We could tell when we visited them with an Embassy group that they have accommodated visitors a million times - the whole trip ran like clockwork. They began with complimentary appetizers (often called "bitings" in Kenya) of smashed plantain chips and garlic dip, blue cheese samosas (the first picture of this post and something I never would've imagined combining but worked very well), and a choice of raspberry herbal iced tea, basil lemonade, and beer. They were indescribably delicious, and we were all more than satisfied.

Then, we enjoyed a close up cheese-making demonstration that explained a bit of the science and the process on a smaller scale than what we would see in the factory. We proceeded to don white lab coats, hair nets, and foot covers and enjoy a full tour of the factory. I happily snapped many photos only to learn at the end that we weren't supposed to take any photos in the factory at all! Out of respect for their policy, I deleted the pictures I took so I wouldn't be tempted (or forget) and post them here or on social media. Suffice it to say, the scale of their cheese-making processes and their storage rooms for aging the cheese were very, very cool! I'll admit I had literally no idea how cheese was made before this trip or how an artisan might produce cheddar versus gouda or mozzarella. It was a lot of information, but it was fascinating for anyone who really loves cheese.

Then, we enjoyed a scrumptious three-course lunch on the lawn behind the house on the farm. They led with a sampler plate of their own fresh cheeses, pictured above, and accompaniments. The cheeses, in clockwise order from the bottom left, were: cream cheese rolled in toasted sesame seeds, chèvre, brie (the strongest I may have ever tasted), pallet (we had never heard of this before, but if I remember correctly it was a non-blue cheese matured in a blue cheese room), Limuru reserve cheddar (their signature aged cheddar), chili chive cheddar, gouda, parmesan, and stilton. My favorite was the parmesan, and M's was the chili chive cheddar. That was followed by a South American-flavored spread featuring fresh, local produce and meat. It was just as amazing as it sounds.

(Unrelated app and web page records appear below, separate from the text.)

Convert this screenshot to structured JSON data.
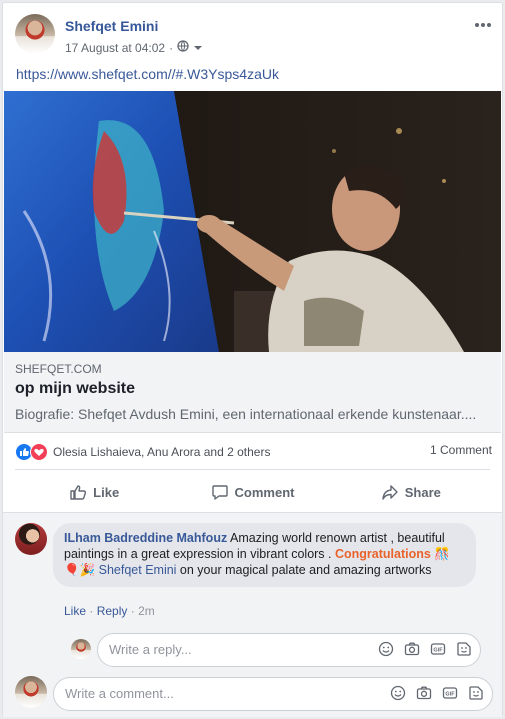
{
  "post": {
    "author": "Shefqet Emini",
    "date": "17 August at 04:02",
    "audience_icon": "globe-icon",
    "menu_icon": "more-dots-icon",
    "link_text": "https://www.shefqet.com//#.W3Ysps4zaUk"
  },
  "preview": {
    "domain": "SHEFQET.COM",
    "title": "op mijn website",
    "description": "Biografie: Shefqet Avdush Emini, een internationaal erkende kunstenaar...."
  },
  "reactions": {
    "names": "Olesia Lishaieva, Anu Arora and 2 others",
    "comment_count": "1 Comment",
    "icons": [
      "like-icon",
      "love-icon"
    ]
  },
  "actions": {
    "like": "Like",
    "comment": "Comment",
    "share": "Share"
  },
  "comment": {
    "author": "ILham Badreddine Mahfouz",
    "text_part1": " Amazing world renown artist , beautiful paintings in a great expression in vibrant colors . ",
    "congrats": "Congratulations",
    "emojis": "🎊🎈🎉",
    "tag": "Shefqet Emini",
    "text_part2": " on your magical palate and amazing artworks",
    "like": "Like",
    "reply": "Reply",
    "time": "2m"
  },
  "reply_input": {
    "placeholder": "Write a reply..."
  },
  "comment_input": {
    "placeholder": "Write a comment..."
  },
  "colors": {
    "brand_blue": "#385898",
    "like_blue": "#1877f2",
    "love_red": "#f33e58"
  }
}
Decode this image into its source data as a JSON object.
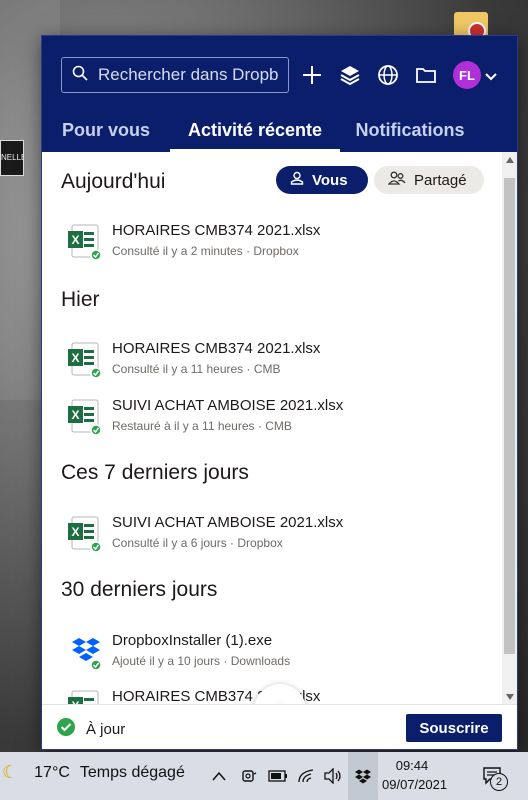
{
  "search": {
    "placeholder": "Rechercher dans Dropbox"
  },
  "header": {
    "avatar_initials": "FL",
    "brand_color": "#0a1e6b",
    "avatar_color": "#b12fd6"
  },
  "tabs": [
    {
      "label": "Pour vous",
      "active": false
    },
    {
      "label": "Activité récente",
      "active": true
    },
    {
      "label": "Notifications",
      "active": false
    }
  ],
  "filters": {
    "you_label": "Vous",
    "shared_label": "Partagé"
  },
  "sections": [
    {
      "title": "Aujourd'hui",
      "items": [
        {
          "name": "HORAIRES CMB374 2021.xlsx",
          "meta": "Consulté il y a 2 minutes · Dropbox",
          "icon": "excel-icon"
        }
      ]
    },
    {
      "title": "Hier",
      "items": [
        {
          "name": "HORAIRES CMB374 2021.xlsx",
          "meta": "Consulté il y a 11 heures · CMB",
          "icon": "excel-icon"
        },
        {
          "name": "SUIVI ACHAT AMBOISE 2021.xlsx",
          "meta": "Restauré à il y a 11 heures · CMB",
          "icon": "excel-icon"
        }
      ]
    },
    {
      "title": "Ces 7 derniers jours",
      "items": [
        {
          "name": "SUIVI ACHAT AMBOISE 2021.xlsx",
          "meta": "Consulté il y a 6 jours · Dropbox",
          "icon": "excel-icon"
        }
      ]
    },
    {
      "title": "30 derniers jours",
      "items": [
        {
          "name": "DropboxInstaller (1).exe",
          "meta": "Ajouté il y a 10 jours · Downloads",
          "icon": "dropbox-icon"
        },
        {
          "name": "HORAIRES CMB374 2021.xlsx",
          "meta": "",
          "icon": "excel-icon"
        }
      ]
    }
  ],
  "footer": {
    "status_label": "À jour",
    "subscribe_label": "Souscrire"
  },
  "taskbar": {
    "temperature": "17°C",
    "weather": "Temps dégagé",
    "time": "09:44",
    "date": "09/07/2021",
    "notification_count": "2"
  }
}
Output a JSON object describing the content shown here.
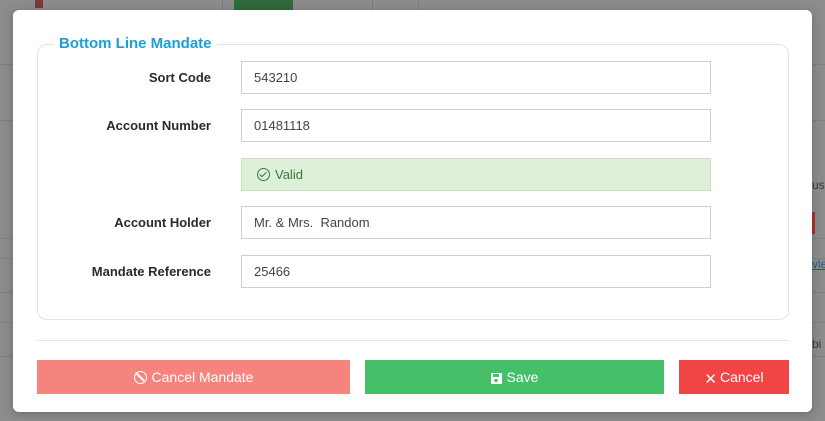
{
  "background": {
    "right_fragments": [
      "us",
      "vie",
      "bi"
    ]
  },
  "modal": {
    "legend": "Bottom Line Mandate",
    "fields": [
      {
        "label": "Sort Code",
        "value": "543210"
      },
      {
        "label": "Account Number",
        "value": "01481118"
      },
      {
        "label": "Account Holder",
        "value": "Mr. & Mrs.  Random"
      },
      {
        "label": "Mandate Reference",
        "value": "25466"
      }
    ],
    "validation": {
      "text": "Valid",
      "icon": "check-circle-icon"
    },
    "buttons": {
      "cancel_mandate": "Cancel Mandate",
      "save": "Save",
      "cancel": "Cancel"
    }
  },
  "colors": {
    "legend": "#1a9fd9",
    "cancel_mandate": "#f5847f",
    "save": "#46c068",
    "cancel": "#f14444",
    "valid_bg": "#dff0d8"
  }
}
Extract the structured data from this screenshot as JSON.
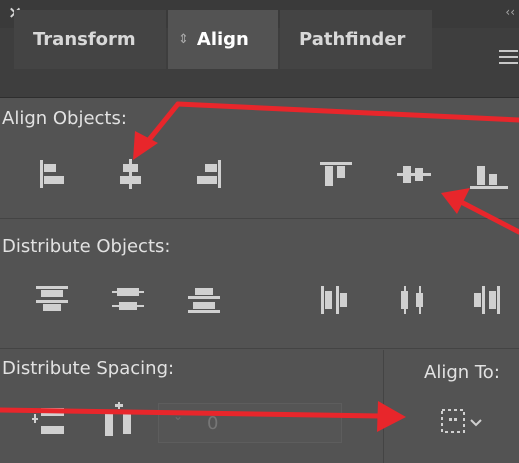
{
  "panel": {
    "close_glyph": "×",
    "collapse_glyph": "‹‹",
    "menu_icon": "hamburger-icon"
  },
  "tabs": [
    {
      "label": "Transform",
      "active": false
    },
    {
      "label": "Align",
      "active": true,
      "indicator": "⇕"
    },
    {
      "label": "Pathfinder",
      "active": false
    }
  ],
  "align_objects": {
    "label": "Align Objects:",
    "icons": [
      "horizontal-align-left-icon",
      "horizontal-align-center-icon",
      "horizontal-align-right-icon",
      "vertical-align-top-icon",
      "vertical-align-center-icon",
      "vertical-align-bottom-icon"
    ]
  },
  "distribute_objects": {
    "label": "Distribute Objects:",
    "icons": [
      "vertical-distribute-top-icon",
      "vertical-distribute-center-icon",
      "vertical-distribute-bottom-icon",
      "horizontal-distribute-left-icon",
      "horizontal-distribute-center-icon",
      "horizontal-distribute-right-icon"
    ]
  },
  "distribute_spacing": {
    "label": "Distribute Spacing:",
    "icons": [
      "vertical-distribute-space-icon",
      "horizontal-distribute-space-icon"
    ],
    "value": "0",
    "stepper_glyph": "⌃⌄"
  },
  "align_to": {
    "label": "Align To:",
    "icon": "align-to-selection-icon",
    "chevron": "⌄"
  },
  "colors": {
    "panel_bg": "#535353",
    "tabbar_bg": "#3e3e3e",
    "annotation_arrow": "#e8262b",
    "icon_fill": "#d0d0d0"
  }
}
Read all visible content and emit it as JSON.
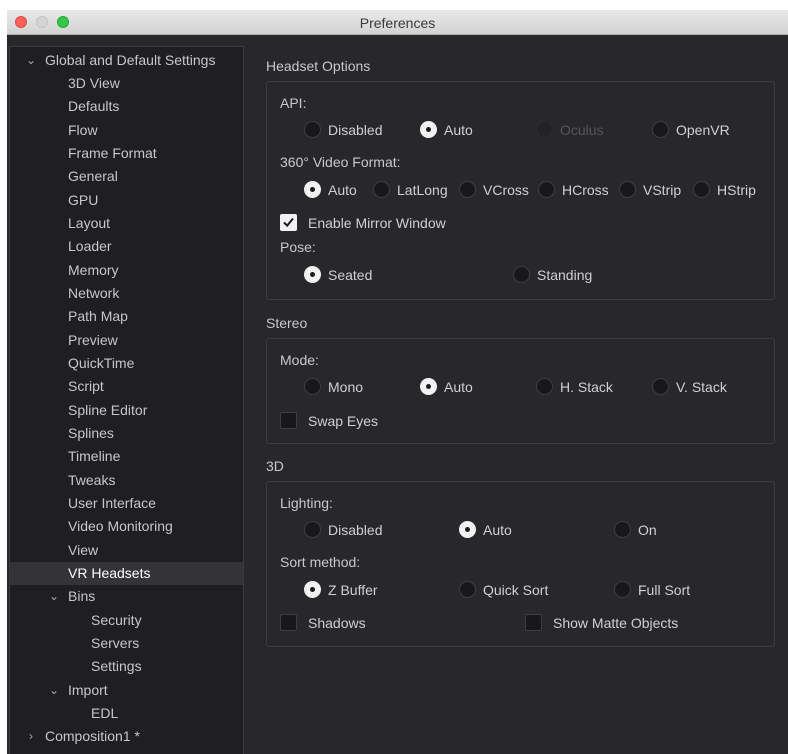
{
  "window": {
    "title": "Preferences"
  },
  "sidebar": {
    "items": [
      {
        "label": "Global and Default Settings",
        "expanded": true
      },
      {
        "label": "3D View"
      },
      {
        "label": "Defaults"
      },
      {
        "label": "Flow"
      },
      {
        "label": "Frame Format"
      },
      {
        "label": "General"
      },
      {
        "label": "GPU"
      },
      {
        "label": "Layout"
      },
      {
        "label": "Loader"
      },
      {
        "label": "Memory"
      },
      {
        "label": "Network"
      },
      {
        "label": "Path Map"
      },
      {
        "label": "Preview"
      },
      {
        "label": "QuickTime"
      },
      {
        "label": "Script"
      },
      {
        "label": "Spline Editor"
      },
      {
        "label": "Splines"
      },
      {
        "label": "Timeline"
      },
      {
        "label": "Tweaks"
      },
      {
        "label": "User Interface"
      },
      {
        "label": "Video Monitoring"
      },
      {
        "label": "View"
      },
      {
        "label": "VR Headsets",
        "selected": true
      },
      {
        "label": "Bins",
        "expanded": true
      },
      {
        "label": "Security"
      },
      {
        "label": "Servers"
      },
      {
        "label": "Settings"
      },
      {
        "label": "Import",
        "expanded": true
      },
      {
        "label": "EDL"
      },
      {
        "label": "Composition1 *",
        "expanded": false
      }
    ]
  },
  "headset": {
    "title": "Headset Options",
    "api_label": "API:",
    "api_options": [
      "Disabled",
      "Auto",
      "Oculus",
      "OpenVR"
    ],
    "api_selected": "Auto",
    "api_disabled": [
      "Oculus"
    ],
    "video_format_label": "360° Video Format:",
    "video_format_options": [
      "Auto",
      "LatLong",
      "VCross",
      "HCross",
      "VStrip",
      "HStrip"
    ],
    "video_format_selected": "Auto",
    "mirror_label": "Enable Mirror Window",
    "mirror_checked": true,
    "pose_label": "Pose:",
    "pose_options": [
      "Seated",
      "Standing"
    ],
    "pose_selected": "Seated"
  },
  "stereo": {
    "title": "Stereo",
    "mode_label": "Mode:",
    "mode_options": [
      "Mono",
      "Auto",
      "H. Stack",
      "V. Stack"
    ],
    "mode_selected": "Auto",
    "swap_label": "Swap Eyes",
    "swap_checked": false
  },
  "threed": {
    "title": "3D",
    "lighting_label": "Lighting:",
    "lighting_options": [
      "Disabled",
      "Auto",
      "On"
    ],
    "lighting_selected": "Auto",
    "sort_label": "Sort method:",
    "sort_options": [
      "Z Buffer",
      "Quick Sort",
      "Full Sort"
    ],
    "sort_selected": "Z Buffer",
    "shadows_label": "Shadows",
    "shadows_checked": false,
    "matte_label": "Show Matte Objects",
    "matte_checked": false
  }
}
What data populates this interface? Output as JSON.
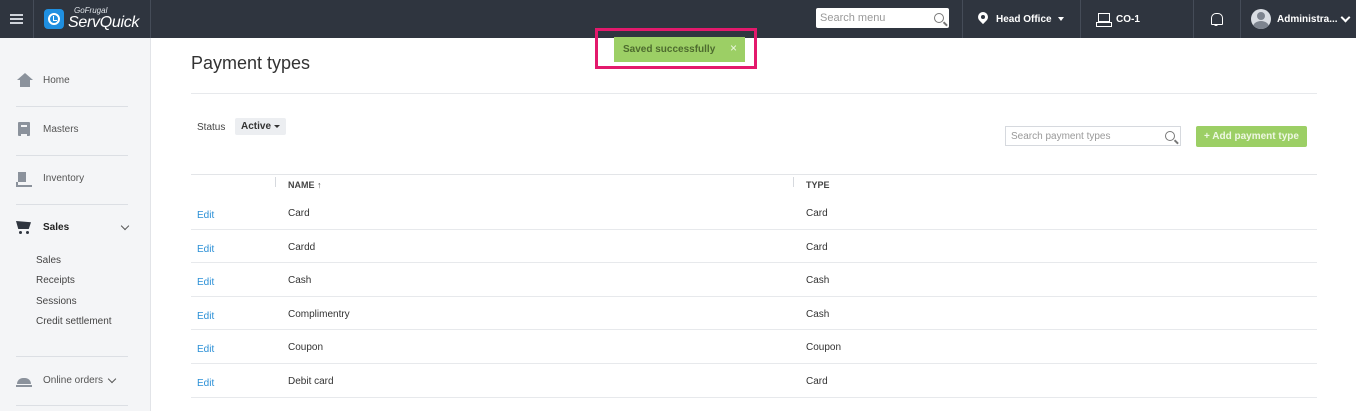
{
  "topbar": {
    "brand_sub": "GoFrugal",
    "brand_main": "ServQuick",
    "search_placeholder": "Search menu",
    "location": "Head Office",
    "counter": "CO-1",
    "user": "Administra..."
  },
  "sidebar": {
    "items": [
      {
        "label": "Home",
        "icon": "home-icon"
      },
      {
        "label": "Masters",
        "icon": "masters-icon"
      },
      {
        "label": "Inventory",
        "icon": "inventory-icon"
      },
      {
        "label": "Sales",
        "icon": "cart-icon"
      },
      {
        "label": "Online orders",
        "icon": "online-orders-icon"
      }
    ],
    "sales_sub": [
      "Sales",
      "Receipts",
      "Sessions",
      "Credit settlement"
    ]
  },
  "main": {
    "title": "Payment types",
    "status_label": "Status",
    "status_value": "Active",
    "search_placeholder": "Search payment types",
    "add_button": "+ Add payment type",
    "columns": {
      "name": "NAME ↑",
      "type": "TYPE"
    },
    "edit_label": "Edit",
    "rows": [
      {
        "name": "Card",
        "type": "Card"
      },
      {
        "name": "Cardd",
        "type": "Card"
      },
      {
        "name": "Cash",
        "type": "Cash"
      },
      {
        "name": "Complimentry",
        "type": "Cash"
      },
      {
        "name": "Coupon",
        "type": "Coupon"
      },
      {
        "name": "Debit card",
        "type": "Card"
      }
    ]
  },
  "toast": {
    "message": "Saved successfully",
    "close": "×"
  },
  "colors": {
    "topbar": "#2f353f",
    "accent_green": "#9ccf65",
    "link_blue": "#2a8fd6",
    "highlight": "#e3196c"
  }
}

After that, we took a quick stroll through the garden where all kinds of delightful things were growing and marked with signposts stylized like something one might find on Etsy or in the backyard of a hipster millennial in northern Virginia.

We even saw some chickens and pigs, including the majestic creature pictured below.

One of the owners, Delia, came out at one point to make sure we were having a great time. The ice cream produced by Brown's, branded Delia's, is named after her. On top of all the other joys of the experience, the service throughout was top notch. We had such an amazing day, and all of this - the food, the tour, everything - was included for the very reasonable price of about $30 per person. We would definitely recommend a day trip to Brown's Cheese to Nairobi residents and visitors alike (and this might not be our last visit, either)!